Exercise:
The reply must consist of the entire listing, reproduced exactly.

= = = =

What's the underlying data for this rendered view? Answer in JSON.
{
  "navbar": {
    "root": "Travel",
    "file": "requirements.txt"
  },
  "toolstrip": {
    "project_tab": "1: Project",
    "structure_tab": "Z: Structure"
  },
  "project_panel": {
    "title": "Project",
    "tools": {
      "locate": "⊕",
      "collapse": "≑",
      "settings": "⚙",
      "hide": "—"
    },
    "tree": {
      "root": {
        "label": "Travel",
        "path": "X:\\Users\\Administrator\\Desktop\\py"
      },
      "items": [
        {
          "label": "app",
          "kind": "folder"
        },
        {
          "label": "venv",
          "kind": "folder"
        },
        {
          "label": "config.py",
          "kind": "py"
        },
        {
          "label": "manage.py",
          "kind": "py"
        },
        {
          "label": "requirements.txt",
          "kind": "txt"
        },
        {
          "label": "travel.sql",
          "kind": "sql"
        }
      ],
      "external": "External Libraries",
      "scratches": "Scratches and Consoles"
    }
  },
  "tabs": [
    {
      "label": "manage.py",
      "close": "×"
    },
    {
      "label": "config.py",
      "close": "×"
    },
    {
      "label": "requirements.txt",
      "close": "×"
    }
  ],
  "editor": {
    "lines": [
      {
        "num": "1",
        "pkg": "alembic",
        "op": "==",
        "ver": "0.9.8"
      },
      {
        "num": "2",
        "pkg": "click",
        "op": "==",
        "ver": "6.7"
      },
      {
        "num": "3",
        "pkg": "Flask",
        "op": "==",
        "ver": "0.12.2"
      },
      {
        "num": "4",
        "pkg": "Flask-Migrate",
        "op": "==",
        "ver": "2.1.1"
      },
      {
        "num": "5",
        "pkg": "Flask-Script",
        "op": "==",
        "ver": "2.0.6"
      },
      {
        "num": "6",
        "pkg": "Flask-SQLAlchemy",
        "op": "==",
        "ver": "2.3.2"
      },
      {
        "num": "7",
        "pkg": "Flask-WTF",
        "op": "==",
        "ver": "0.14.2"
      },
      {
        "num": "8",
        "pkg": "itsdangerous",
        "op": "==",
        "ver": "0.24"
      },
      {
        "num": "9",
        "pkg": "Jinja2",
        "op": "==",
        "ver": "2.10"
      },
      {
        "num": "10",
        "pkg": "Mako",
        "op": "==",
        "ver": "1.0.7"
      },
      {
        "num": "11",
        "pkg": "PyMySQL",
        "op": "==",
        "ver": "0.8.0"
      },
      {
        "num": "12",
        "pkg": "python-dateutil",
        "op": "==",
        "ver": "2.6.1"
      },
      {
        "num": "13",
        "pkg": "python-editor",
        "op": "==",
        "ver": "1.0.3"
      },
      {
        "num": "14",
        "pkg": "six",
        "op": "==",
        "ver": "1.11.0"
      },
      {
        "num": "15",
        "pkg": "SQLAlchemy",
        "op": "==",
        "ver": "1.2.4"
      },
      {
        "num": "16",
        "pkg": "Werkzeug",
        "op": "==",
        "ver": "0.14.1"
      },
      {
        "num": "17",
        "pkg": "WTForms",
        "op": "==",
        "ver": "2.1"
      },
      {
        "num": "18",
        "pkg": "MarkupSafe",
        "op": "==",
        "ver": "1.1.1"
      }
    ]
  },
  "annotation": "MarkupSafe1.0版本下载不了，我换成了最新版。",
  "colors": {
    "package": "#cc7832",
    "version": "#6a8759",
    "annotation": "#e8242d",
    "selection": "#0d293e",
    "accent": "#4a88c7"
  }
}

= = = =

Response to the task:
What's the underlying data for this rendered view? Answer in JSON.
{
  "navbar": {
    "root": "Travel",
    "file": "requirements.txt"
  },
  "toolstrip": {
    "project_tab": "1: Project",
    "structure_tab": "Z: Structure"
  },
  "project_panel": {
    "title": "Project",
    "tools": {
      "locate": "⊕",
      "collapse": "≑",
      "settings": "⚙",
      "hide": "—"
    },
    "tree": {
      "root": {
        "label": "Travel",
        "path": "X:\\Users\\Administrator\\Desktop\\py"
      },
      "items": [
        {
          "label": "app",
          "kind": "folder"
        },
        {
          "label": "venv",
          "kind": "folder"
        },
        {
          "label": "config.py",
          "kind": "py"
        },
        {
          "label": "manage.py",
          "kind": "py"
        },
        {
          "label": "requirements.txt",
          "kind": "txt"
        },
        {
          "label": "travel.sql",
          "kind": "sql"
        }
      ],
      "external": "External Libraries",
      "scratches": "Scratches and Consoles"
    }
  },
  "tabs": [
    {
      "label": "manage.py",
      "close": "×"
    },
    {
      "label": "config.py",
      "close": "×"
    },
    {
      "label": "requirements.txt",
      "close": "×"
    }
  ],
  "editor": {
    "lines": [
      {
        "num": "1",
        "pkg": "alembic",
        "op": "==",
        "ver": "0.9.8"
      },
      {
        "num": "2",
        "pkg": "click",
        "op": "==",
        "ver": "6.7"
      },
      {
        "num": "3",
        "pkg": "Flask",
        "op": "==",
        "ver": "0.12.2"
      },
      {
        "num": "4",
        "pkg": "Flask-Migrate",
        "op": "==",
        "ver": "2.1.1"
      },
      {
        "num": "5",
        "pkg": "Flask-Script",
        "op": "==",
        "ver": "2.0.6"
      },
      {
        "num": "6",
        "pkg": "Flask-SQLAlchemy",
        "op": "==",
        "ver": "2.3.2"
      },
      {
        "num": "7",
        "pkg": "Flask-WTF",
        "op": "==",
        "ver": "0.14.2"
      },
      {
        "num": "8",
        "pkg": "itsdangerous",
        "op": "==",
        "ver": "0.24"
      },
      {
        "num": "9",
        "pkg": "Jinja2",
        "op": "==",
        "ver": "2.10"
      },
      {
        "num": "10",
        "pkg": "Mako",
        "op": "==",
        "ver": "1.0.7"
      },
      {
        "num": "11",
        "pkg": "PyMySQL",
        "op": "==",
        "ver": "0.8.0"
      },
      {
        "num": "12",
        "pkg": "python-dateutil",
        "op": "==",
        "ver": "2.6.1"
      },
      {
        "num": "13",
        "pkg": "python-editor",
        "op": "==",
        "ver": "1.0.3"
      },
      {
        "num": "14",
        "pkg": "six",
        "op": "==",
        "ver": "1.11.0"
      },
      {
        "num": "15",
        "pkg": "SQLAlchemy",
        "op": "==",
        "ver": "1.2.4"
      },
      {
        "num": "16",
        "pkg": "Werkzeug",
        "op": "==",
        "ver": "0.14.1"
      },
      {
        "num": "17",
        "pkg": "WTForms",
        "op": "==",
        "ver": "2.1"
      },
      {
        "num": "18",
        "pkg": "MarkupSafe",
        "op": "==",
        "ver": "1.1.1"
      }
    ]
  },
  "annotation": "MarkupSafe1.0版本下载不了，我换成了最新版。",
  "colors": {
    "package": "#cc7832",
    "version": "#6a8759",
    "annotation": "#e8242d",
    "selection": "#0d293e",
    "accent": "#4a88c7"
  }
}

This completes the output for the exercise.